The BRPs are now calling for either a process involving employees to develop a business rescue plan or in the absence of such agreement with employees, an urgent application for a court order discontinuing the BRP proceedings and placing SAA into liquidation.
It is unclear what employees may have to offer apart from their continued, and mostly hitherto valuable services, which SAA can no longer pay for – by the BRPs own admission – beyond 30 April 2020. Moreover, any ”creative solution” as called for by the Inter-Ministerial Committee, would require – as previously stated by the Democratic Alliance (DA) – new partnerships, privatisation measures involving the airline and its subsidiaries, and regulations changed to allow foreign ownership to be in excess of the current capped level of 25%.
Whether this is possible under current Covid-19 circumstances affecting the industry is anyone’s guess. Virgin has fired more than 3 000 people including 600 Pilots, Finnair has returned 12 planes and laid off 2 400 people. Low-cost operators like You and Ryan Air have grounded 22 planes and fired 4 100 people, and grounded 113 planes and fired 900 pilots respectively.
The pattern is repeated through Etihad and Emirates and all other European carriers. It is forecast that a minimum of 8 000 planes will be grounded by September – with an average of 5.8 crews per plane (medium and long haul combined), that would make more than 90000 unemployed pilots worldwide. Many of these came from hitherto profitable airlines.
Now that taxpayers’ funds are not rolling in to prop up the failed airline, SAA’s BRPs appear to have finally seized the urgency of the matter. They were previously happy to proceed despite being required by Section 132 (3) of the Companies Act, in the event of business rescue proceedings not having ended within three months after the start, to prepare a monthly report on the progress of the business rescue proceedings and submit such reports to the Court or the Companies and Intellectual Property Commission (CIPC). None were forthcoming. As a result of such inaction and dithering (whether imposed by government or not is unclear), the R5.5 billion previously advanced by government was fully drawn down and spent in one month. Now the taps have run dry.

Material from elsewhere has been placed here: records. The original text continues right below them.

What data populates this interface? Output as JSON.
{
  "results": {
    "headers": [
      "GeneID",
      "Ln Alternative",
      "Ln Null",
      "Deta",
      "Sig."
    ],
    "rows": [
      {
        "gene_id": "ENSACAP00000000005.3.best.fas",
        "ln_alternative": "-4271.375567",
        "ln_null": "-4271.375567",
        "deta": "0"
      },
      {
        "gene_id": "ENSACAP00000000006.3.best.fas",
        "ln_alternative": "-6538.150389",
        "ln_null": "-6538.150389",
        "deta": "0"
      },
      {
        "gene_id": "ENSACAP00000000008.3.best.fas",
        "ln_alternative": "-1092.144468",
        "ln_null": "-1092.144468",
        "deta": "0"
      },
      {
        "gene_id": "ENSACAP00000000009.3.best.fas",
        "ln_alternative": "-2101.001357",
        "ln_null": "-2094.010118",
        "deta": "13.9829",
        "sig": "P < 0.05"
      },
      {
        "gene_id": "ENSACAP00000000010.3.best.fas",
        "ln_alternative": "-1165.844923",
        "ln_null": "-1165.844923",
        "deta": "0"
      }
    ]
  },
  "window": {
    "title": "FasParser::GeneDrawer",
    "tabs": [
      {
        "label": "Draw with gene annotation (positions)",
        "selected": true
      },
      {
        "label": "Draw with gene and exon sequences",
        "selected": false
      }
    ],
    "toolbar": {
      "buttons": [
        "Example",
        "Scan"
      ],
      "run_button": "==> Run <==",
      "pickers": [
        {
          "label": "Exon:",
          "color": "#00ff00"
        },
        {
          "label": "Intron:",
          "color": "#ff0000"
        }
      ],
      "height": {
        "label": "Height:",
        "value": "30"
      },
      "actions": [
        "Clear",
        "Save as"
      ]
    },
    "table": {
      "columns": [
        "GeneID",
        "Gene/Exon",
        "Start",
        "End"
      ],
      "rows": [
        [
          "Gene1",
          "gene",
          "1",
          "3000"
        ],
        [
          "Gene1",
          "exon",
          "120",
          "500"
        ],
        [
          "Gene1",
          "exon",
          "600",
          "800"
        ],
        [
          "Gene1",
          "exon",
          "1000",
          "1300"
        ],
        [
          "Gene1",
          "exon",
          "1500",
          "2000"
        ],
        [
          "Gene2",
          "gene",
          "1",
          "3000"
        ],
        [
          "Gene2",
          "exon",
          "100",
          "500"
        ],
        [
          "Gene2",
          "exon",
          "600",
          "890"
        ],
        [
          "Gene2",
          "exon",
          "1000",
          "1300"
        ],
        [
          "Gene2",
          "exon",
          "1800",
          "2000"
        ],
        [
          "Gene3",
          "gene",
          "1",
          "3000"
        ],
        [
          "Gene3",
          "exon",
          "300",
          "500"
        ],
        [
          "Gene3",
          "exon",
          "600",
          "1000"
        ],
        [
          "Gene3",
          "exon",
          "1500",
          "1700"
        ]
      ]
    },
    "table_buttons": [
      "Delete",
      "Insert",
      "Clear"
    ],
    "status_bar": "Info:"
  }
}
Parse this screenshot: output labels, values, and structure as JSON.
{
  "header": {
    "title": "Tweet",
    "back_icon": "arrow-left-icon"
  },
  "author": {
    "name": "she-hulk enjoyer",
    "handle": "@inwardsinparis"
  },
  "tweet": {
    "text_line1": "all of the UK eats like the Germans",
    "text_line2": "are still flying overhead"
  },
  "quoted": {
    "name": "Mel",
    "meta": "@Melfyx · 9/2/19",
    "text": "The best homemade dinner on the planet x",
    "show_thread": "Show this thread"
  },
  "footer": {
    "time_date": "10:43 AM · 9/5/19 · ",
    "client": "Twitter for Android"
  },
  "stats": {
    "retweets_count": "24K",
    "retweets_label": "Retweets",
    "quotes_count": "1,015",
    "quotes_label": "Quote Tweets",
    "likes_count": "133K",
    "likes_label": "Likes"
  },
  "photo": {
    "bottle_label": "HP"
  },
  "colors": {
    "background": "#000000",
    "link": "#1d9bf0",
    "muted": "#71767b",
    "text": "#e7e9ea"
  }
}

It is now abundantly clear that SAA cannot be saved under the current circumstances affecting the aviation industry and in its utterly bankrupt form.
The pain of liquidation appears inevitable and government had better address its obligations with respect to employees and other costs associated with a prospective liquidation.
The DA looks forward to the scheduled consultation with committees on Tuesday 28 April where we will pose pertinent questions, that must be answered satisfactorily if there is any slim hope of staving off the only practical, if painful, alternative under the circumstances – liquidation.